The records
· · · ·
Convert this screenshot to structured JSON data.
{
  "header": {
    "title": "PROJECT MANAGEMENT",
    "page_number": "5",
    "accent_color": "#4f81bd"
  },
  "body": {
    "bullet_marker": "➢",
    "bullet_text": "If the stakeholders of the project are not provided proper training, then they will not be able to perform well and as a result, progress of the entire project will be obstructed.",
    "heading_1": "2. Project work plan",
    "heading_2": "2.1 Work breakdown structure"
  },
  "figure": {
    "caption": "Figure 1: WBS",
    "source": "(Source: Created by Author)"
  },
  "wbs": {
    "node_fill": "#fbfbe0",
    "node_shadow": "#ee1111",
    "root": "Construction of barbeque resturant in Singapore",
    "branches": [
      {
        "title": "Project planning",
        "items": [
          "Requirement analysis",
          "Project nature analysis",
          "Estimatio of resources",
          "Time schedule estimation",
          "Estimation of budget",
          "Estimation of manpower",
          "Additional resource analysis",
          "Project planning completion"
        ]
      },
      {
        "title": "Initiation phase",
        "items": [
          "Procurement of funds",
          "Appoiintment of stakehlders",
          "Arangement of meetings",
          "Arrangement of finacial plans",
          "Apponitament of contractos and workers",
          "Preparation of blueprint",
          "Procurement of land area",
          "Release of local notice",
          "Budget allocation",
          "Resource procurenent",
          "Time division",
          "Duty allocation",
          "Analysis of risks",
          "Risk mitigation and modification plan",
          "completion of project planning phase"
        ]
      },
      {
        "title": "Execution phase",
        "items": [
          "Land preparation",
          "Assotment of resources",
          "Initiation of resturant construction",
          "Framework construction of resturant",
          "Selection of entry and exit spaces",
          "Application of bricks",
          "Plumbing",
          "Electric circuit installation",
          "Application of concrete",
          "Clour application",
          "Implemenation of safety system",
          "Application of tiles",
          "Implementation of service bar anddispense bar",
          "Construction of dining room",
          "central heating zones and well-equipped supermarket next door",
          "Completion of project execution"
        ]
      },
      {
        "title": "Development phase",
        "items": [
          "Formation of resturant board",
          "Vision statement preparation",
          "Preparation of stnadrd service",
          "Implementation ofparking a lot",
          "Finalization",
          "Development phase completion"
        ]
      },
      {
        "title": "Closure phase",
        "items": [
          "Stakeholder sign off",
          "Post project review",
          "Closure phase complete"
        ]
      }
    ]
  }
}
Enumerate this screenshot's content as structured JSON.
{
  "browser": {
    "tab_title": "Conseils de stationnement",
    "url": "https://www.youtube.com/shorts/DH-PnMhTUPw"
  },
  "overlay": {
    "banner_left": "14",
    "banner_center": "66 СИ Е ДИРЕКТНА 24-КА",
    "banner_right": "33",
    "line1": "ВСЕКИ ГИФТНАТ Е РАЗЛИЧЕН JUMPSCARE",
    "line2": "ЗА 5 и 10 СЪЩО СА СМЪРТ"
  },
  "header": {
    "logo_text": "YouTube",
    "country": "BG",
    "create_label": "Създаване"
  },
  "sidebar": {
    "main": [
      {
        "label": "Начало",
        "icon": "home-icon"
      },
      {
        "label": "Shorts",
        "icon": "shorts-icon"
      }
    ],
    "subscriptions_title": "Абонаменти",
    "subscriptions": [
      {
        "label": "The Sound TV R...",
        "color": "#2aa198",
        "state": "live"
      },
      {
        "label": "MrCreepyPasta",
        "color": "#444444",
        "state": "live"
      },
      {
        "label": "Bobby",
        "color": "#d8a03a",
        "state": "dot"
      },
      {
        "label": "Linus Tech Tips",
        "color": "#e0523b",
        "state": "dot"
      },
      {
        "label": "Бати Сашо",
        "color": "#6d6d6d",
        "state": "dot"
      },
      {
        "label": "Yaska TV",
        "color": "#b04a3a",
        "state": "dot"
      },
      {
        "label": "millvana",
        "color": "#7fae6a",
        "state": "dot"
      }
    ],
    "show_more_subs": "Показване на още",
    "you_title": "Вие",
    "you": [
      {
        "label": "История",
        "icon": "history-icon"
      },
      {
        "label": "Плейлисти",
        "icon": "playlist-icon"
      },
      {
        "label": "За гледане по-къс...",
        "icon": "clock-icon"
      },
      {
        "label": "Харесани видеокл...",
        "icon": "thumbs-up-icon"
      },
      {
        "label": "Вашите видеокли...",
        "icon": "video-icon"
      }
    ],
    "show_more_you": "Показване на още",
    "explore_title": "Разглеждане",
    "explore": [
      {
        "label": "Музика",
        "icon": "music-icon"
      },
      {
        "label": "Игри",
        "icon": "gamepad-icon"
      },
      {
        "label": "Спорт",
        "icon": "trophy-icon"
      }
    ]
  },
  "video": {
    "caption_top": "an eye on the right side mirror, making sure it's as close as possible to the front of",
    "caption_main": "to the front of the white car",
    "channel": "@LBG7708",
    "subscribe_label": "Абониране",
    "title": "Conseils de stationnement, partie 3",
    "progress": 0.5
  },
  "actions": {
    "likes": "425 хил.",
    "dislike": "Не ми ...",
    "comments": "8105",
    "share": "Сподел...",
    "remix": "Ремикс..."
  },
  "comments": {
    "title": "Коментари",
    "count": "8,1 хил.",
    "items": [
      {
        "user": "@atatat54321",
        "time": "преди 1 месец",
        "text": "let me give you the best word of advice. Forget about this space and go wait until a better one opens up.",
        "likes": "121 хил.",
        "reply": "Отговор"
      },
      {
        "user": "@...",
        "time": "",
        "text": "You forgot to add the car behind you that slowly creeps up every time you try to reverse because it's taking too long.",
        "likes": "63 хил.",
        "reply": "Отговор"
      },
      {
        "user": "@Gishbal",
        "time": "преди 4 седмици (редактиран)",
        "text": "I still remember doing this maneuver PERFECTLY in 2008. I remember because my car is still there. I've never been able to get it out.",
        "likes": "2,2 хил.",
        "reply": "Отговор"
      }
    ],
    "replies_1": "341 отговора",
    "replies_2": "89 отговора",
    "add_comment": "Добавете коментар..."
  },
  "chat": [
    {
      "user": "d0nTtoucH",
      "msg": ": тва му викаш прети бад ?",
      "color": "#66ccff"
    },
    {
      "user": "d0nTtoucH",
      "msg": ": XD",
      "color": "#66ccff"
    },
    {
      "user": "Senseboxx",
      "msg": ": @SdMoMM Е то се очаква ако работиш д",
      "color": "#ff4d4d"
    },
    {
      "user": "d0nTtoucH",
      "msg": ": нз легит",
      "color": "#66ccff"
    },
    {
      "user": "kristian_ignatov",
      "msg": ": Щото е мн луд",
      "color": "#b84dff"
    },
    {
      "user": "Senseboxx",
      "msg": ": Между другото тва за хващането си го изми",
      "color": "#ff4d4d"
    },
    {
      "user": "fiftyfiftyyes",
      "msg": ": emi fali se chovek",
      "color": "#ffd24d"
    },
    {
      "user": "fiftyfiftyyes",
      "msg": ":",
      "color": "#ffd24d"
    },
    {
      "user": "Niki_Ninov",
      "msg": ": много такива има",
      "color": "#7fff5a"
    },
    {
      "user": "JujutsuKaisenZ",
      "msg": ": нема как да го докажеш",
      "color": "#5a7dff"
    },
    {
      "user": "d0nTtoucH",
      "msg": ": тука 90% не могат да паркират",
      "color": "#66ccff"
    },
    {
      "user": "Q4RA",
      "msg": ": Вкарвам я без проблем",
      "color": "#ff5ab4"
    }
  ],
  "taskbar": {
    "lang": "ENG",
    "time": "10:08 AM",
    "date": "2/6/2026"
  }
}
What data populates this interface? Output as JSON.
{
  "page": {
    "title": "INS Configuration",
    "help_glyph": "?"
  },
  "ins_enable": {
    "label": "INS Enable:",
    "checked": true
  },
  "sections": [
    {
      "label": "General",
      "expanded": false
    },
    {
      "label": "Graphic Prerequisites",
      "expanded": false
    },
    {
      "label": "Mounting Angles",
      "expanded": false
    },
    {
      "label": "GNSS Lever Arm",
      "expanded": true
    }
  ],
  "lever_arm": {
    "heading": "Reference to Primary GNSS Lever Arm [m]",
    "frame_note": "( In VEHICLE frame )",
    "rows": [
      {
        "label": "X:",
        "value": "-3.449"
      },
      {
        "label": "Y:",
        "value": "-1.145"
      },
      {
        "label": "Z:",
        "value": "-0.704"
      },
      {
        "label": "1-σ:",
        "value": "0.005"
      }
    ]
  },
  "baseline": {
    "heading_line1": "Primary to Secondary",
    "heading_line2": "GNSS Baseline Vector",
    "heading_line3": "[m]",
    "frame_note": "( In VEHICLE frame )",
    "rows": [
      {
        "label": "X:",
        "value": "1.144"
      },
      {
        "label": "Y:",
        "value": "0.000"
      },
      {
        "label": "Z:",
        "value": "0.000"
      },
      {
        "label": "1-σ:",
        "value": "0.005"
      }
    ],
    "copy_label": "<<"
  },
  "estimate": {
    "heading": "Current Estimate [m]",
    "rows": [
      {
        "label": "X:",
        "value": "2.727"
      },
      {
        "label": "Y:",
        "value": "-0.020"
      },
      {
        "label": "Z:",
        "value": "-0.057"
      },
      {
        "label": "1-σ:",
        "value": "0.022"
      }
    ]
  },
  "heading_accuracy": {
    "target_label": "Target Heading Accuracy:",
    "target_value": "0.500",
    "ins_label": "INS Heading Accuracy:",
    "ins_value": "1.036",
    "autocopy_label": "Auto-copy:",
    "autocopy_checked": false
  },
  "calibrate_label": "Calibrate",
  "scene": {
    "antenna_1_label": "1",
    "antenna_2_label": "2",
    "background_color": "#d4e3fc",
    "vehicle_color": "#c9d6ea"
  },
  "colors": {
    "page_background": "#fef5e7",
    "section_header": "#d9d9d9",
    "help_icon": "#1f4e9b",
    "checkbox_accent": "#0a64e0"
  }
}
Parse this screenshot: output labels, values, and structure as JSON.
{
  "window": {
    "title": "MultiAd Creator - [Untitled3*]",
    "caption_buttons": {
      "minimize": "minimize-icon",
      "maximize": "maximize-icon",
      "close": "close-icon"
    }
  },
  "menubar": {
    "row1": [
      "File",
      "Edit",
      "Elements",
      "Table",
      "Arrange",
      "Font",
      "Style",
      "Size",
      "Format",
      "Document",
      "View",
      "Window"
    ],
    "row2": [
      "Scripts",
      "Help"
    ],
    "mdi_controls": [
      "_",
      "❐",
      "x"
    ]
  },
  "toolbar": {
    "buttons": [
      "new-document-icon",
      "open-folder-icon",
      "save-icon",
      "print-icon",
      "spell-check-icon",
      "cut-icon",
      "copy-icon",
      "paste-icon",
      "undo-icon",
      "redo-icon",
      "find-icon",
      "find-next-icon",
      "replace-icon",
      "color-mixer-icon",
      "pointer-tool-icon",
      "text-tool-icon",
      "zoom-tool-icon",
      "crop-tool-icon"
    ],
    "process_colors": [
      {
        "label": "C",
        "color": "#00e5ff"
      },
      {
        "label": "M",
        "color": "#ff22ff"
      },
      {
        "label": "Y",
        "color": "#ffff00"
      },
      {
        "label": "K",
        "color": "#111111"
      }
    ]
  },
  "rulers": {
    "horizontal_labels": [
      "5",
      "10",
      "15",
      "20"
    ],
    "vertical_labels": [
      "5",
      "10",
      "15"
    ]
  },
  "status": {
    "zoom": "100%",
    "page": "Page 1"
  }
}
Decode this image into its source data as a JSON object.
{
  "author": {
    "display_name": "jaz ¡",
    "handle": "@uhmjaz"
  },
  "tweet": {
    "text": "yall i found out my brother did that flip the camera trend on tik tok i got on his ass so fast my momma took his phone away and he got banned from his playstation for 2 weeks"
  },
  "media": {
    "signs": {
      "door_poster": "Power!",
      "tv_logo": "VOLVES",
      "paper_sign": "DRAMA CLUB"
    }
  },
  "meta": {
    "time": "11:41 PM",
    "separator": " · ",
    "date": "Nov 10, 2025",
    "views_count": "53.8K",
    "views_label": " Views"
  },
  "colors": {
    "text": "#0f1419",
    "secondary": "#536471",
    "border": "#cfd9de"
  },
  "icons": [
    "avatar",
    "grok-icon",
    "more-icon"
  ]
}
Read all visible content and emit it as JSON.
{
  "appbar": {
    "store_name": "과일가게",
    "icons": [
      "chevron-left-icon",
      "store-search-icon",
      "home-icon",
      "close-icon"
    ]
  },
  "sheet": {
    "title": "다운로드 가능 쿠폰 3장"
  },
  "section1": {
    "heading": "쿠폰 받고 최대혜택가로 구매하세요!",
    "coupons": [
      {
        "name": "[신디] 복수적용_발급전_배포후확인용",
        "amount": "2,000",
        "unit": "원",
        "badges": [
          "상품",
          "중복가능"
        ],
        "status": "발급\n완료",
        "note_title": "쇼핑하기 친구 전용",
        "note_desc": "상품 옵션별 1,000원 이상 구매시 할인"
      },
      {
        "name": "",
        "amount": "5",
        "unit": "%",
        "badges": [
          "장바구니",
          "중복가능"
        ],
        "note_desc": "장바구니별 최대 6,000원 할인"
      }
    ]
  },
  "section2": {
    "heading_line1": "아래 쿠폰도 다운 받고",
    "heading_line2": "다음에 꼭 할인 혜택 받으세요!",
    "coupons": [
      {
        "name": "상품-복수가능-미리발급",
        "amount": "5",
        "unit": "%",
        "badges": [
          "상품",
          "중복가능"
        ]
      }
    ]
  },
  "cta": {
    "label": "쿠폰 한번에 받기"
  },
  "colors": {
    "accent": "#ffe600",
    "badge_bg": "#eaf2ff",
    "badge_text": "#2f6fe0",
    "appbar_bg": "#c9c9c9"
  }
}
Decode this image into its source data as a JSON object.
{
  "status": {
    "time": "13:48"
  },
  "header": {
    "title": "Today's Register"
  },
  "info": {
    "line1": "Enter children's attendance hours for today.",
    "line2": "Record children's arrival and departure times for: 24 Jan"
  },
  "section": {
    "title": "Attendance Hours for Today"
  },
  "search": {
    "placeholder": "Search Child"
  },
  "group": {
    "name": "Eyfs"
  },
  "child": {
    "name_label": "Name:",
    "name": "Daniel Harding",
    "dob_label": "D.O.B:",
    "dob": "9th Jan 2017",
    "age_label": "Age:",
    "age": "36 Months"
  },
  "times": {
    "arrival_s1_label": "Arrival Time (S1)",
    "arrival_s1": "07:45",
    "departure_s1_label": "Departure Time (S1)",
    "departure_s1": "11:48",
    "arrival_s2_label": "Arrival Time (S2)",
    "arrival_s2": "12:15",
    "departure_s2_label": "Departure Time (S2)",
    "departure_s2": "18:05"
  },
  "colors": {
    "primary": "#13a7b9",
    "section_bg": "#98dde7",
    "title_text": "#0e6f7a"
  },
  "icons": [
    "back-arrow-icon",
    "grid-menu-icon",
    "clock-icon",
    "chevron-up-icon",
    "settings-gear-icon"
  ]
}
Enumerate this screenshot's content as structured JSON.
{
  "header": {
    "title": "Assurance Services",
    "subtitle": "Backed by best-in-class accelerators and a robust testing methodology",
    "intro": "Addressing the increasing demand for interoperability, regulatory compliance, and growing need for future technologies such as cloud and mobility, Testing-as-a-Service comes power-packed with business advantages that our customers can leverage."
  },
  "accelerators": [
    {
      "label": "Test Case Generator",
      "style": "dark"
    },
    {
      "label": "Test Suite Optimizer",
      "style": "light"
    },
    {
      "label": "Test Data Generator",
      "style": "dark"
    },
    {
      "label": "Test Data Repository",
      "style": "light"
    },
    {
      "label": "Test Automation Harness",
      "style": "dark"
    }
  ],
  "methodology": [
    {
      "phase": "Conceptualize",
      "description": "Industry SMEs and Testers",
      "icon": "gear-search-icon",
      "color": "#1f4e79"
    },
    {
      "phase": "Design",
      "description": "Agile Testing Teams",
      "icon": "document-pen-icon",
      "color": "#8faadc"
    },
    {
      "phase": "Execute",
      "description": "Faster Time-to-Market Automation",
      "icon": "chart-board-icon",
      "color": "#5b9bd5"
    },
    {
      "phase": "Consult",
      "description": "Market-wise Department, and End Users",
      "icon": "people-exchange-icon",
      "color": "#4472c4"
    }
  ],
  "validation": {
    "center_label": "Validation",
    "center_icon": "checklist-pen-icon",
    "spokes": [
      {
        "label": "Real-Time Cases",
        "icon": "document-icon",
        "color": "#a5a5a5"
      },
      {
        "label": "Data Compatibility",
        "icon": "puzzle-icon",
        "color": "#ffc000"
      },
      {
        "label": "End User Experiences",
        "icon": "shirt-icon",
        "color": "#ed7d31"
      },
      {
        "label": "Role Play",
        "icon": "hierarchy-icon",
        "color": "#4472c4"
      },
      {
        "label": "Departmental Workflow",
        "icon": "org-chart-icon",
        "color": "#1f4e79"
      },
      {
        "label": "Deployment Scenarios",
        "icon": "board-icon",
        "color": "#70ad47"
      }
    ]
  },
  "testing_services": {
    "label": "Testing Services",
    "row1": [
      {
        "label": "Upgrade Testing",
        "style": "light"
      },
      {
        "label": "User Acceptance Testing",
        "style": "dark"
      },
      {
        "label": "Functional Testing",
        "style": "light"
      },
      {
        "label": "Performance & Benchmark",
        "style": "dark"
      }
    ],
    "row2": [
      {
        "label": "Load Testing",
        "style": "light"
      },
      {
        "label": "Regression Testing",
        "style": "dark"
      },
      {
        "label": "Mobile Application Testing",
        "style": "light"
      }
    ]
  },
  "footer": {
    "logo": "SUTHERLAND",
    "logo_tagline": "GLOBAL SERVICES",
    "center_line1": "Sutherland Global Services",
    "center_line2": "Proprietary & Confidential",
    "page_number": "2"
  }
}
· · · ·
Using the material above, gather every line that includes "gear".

    "settings-gear-icon"
      "icon": "gear-search-icon",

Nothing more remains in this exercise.